In November 2019, the American College of Physicians released a new guidance statement that recommends screening of people with an average risk for colorectal cancer aged 50–75.
Of all cancer types, colorectal cancer ranks second in cancer-related deaths in the United States. Although it’s possible that a person of any age—whether a teenager or someone in their 20s, 30s, or 40s—can develop colorectal cancer, its risk is known to be more age-related.
That’s why the new average-risk patient guidelines recommend colorectal cancer screening for people between 50–75. People in this age bracket have an average risk for colorectal cancer when:
• They have no prior precancerous polyps in the colon.
• They have no family history of colorectal cancer.
The second component of the guide statement is that a doctor should select a type of screening for their patient based on discussion of the benefits, harms, cost, availability, frequency, and patient preferences. I bet most people automatically think of the dreaded colonoscopy when it comes to colorectal screening. The new recommendations, though, include:
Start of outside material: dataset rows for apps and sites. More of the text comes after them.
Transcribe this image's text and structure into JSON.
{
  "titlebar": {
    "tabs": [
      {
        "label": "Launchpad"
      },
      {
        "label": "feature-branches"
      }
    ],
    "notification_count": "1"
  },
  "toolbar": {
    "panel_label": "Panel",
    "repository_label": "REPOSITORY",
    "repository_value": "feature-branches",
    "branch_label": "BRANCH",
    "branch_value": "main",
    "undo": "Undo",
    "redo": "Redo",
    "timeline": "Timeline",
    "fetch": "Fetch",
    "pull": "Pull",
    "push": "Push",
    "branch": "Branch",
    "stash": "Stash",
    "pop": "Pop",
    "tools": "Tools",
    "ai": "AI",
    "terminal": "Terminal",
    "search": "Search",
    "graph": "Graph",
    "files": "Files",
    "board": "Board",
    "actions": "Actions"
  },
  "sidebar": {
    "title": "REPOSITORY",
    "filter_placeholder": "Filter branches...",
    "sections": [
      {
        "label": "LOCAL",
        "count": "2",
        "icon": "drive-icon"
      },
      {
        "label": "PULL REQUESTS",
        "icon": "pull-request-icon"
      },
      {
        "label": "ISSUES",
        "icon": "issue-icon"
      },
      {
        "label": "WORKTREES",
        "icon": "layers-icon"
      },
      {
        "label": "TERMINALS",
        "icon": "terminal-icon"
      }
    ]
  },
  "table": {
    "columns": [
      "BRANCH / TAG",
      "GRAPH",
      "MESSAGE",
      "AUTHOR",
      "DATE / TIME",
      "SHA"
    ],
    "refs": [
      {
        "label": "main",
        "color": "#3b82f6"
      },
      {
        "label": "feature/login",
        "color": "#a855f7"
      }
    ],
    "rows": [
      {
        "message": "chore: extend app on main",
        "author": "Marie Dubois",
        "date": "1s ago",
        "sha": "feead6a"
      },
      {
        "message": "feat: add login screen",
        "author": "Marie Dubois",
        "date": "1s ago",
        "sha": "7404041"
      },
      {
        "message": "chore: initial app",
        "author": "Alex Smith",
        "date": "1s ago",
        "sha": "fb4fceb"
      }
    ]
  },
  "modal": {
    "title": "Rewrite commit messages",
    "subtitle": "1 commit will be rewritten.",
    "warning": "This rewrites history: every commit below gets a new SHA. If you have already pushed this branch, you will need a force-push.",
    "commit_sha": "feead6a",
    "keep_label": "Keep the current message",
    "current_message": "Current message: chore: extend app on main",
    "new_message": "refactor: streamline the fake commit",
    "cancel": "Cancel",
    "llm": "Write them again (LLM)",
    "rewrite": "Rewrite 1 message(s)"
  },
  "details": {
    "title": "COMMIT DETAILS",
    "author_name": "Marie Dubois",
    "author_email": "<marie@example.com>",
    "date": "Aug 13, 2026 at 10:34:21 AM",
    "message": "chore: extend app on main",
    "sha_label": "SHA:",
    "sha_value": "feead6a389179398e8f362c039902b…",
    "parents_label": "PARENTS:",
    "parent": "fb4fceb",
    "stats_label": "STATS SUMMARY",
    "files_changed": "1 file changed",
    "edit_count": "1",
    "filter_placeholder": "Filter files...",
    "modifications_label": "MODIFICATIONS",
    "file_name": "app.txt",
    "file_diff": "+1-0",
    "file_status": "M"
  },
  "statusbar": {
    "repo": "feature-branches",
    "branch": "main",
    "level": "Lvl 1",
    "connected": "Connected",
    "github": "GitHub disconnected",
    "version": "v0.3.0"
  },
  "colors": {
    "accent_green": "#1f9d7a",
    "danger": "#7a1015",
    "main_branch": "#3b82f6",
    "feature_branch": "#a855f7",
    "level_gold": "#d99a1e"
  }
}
• Fecal (stool) immunochemical testing or guaiac-based fecal occult blood testing every two years.
• Colonoscopy every 10 years. According to diagnostic accuracy data, colonoscopy screening has a success rate of 75–93% for detecting adenomas of at least 6 mm in size, and a success rate of 89–98% for detecting the larger ones of at least 10 mm in size.
• Flexible sigmoidoscopy every 10 years plus fecal immunochemical testing every two years. No diagnostic accuracy data are available for flexible sigmoidoscopy.
Importantly, the new guidelines don’t address people who have a higher than average risk, so it’s important for patients to share their complete history with their physician and discuss what’s right for them.
As a Houston, Texas medical malpractice attorney, I have handled a variety of cases that directly or indirectly involved colorectal cancer.
One common area of serious injury occurs when the physician performing the colorectal cancer screening provides a patient with a false negative. In other words, the doctor tells the patient that they’re cancer free when that, in fact, is not the case. As you can imagine, the delay in treatment can have a devastating impact on the patient, including making what was once a treatable disease terminal.
In some cases, the physician performing a colonoscopy accidentally perforates the colon. It surprises many people to find out that experts don’t consider this in and of itself a violation of the standard of care. Instead, the problem is in failing to detect and treat it. If this isn’t detected and surgically repaired, leaking of the colonic contents can lead to a massive infection, sepsis, and even death.
Finally, general or colorectal surgeons attempting to resect or remove colon masses can fail to use a proper technique, resulting in lacerating important blood vessels, such as the superior mesenteric vein. The standard of care requires surgeons to identify the operative field, including nerves and blood vessels, to protect them from injury during the procedure. The resulting blood loss can cause massive injuries to the bowels and vital organs, like the kidney and liver. In some cases, the patient doesn’t survive.
If you’ve been seriously injured because of poor colorectal care, then contact a top-rated Houston, Texas medical malpractice lawyer for help in evaluating your potential case.